Lessons in Leadership: Integrating Courage, Vision, and Innovation for the Future of Sustainable Fisheries

From Deckhand to Department Chair: My Unplanned Journey to Becoming a Fisheries Leader

Michael Jones

doi: https://doi.org/10.47886/9781934874608.ch14

For me, the key to becoming a successful leader was keeping an open mind. Three times during my life I thought I knew what I wanted, or didn’t want, and found that I was wrong. I started university believing I was going to become a high school math teacher. I knew nothing about fisheries, or even much about biology. As luck would have it, my father worked in the fishing industry in British Columbia, and he got me a summer job out of high school working as a deckhand at a remote supply station for the coastal BC salmon fishery. As an entitled, upper-middle-class teenager in the early 1970s, this was a real eye-opener. I met fascinating people from very different walks of life, worked in a spectacular setting (coastal British Columbia), and experienced my first real connection to a natural resource industry. This hands-on fisheries experience, my discovery in first-year university that biology includes math, and a chance meeting with Peter Larkin, my first mentor, completely changed my academic path. Three years later, I graduated with an honors degree in zoology from the University of British Columbia (UBC) and continued on at UBC in the famous Institute for Animal Resource Ecology, studying with the likes of Randall Peterman, Carl Walters, and Buzz Holling, all because of the unplanned intersection of these three important things: working in the salmon fishery, finding math in biology, and meeting Peter Larkin.

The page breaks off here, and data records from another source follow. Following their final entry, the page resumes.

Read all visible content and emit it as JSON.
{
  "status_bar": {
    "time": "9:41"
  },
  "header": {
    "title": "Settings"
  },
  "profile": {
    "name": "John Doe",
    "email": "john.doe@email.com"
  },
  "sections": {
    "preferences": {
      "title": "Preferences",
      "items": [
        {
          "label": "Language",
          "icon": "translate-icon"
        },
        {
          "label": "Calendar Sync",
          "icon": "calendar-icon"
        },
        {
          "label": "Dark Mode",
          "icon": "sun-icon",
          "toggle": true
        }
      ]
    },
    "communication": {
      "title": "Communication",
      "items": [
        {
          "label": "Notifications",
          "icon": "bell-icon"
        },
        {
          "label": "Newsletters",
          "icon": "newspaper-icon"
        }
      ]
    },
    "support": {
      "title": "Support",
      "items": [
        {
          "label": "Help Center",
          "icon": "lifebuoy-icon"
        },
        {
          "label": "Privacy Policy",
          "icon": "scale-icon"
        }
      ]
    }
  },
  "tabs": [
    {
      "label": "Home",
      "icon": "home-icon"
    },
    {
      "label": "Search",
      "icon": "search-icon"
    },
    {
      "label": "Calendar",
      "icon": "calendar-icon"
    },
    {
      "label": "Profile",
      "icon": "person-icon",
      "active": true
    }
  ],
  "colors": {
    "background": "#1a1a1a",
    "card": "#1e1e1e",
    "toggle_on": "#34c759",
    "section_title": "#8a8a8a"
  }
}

Graduate school was a phenomenal experience for me. I learned so much about science, modeling, and adaptive management, but I also came to believe that an academic career was not for me. Even though I knew I was in the company of some remarkable scholars, I wanted to be more involved in the practice of natural resource management, rather than the theory. After graduate school I left UBC to start a career as an environmental consultant. As I moved into the private sector, I emphatically stated to anyone who cared to listen, “The one thing I never want to be is an academic!” I had developed a cynical attitude about academia as an ivory tower where nobody did anything that really mattered to tackle the problems of the day. Working as a consultant vindicated this attitude: I was getting my hands dirty tackling “real” problems and feeling like I was making a real difference. When I opted for a change from my consulting career, I moved into a government scientist position where I was able to do more research but continue to work on issues that seemed to me to matter, such as developing models to inform important decisions about Great Lakes salmonine stocking. Ironically, throughout my career as a graduate student, consultant, and government scientist, I learned from and collaborated with lots of academics who were in fact addressing these same problems. But somehow, my time at university had left me with this attitude about the academy that shaped my professional choices for 16 years. Looking back, I’m honestly not certain why, although the excitement of being a part of a new enterprise (ESSA Technologies Ltd., the consulting firm I helped start) likely had a lot to do with it.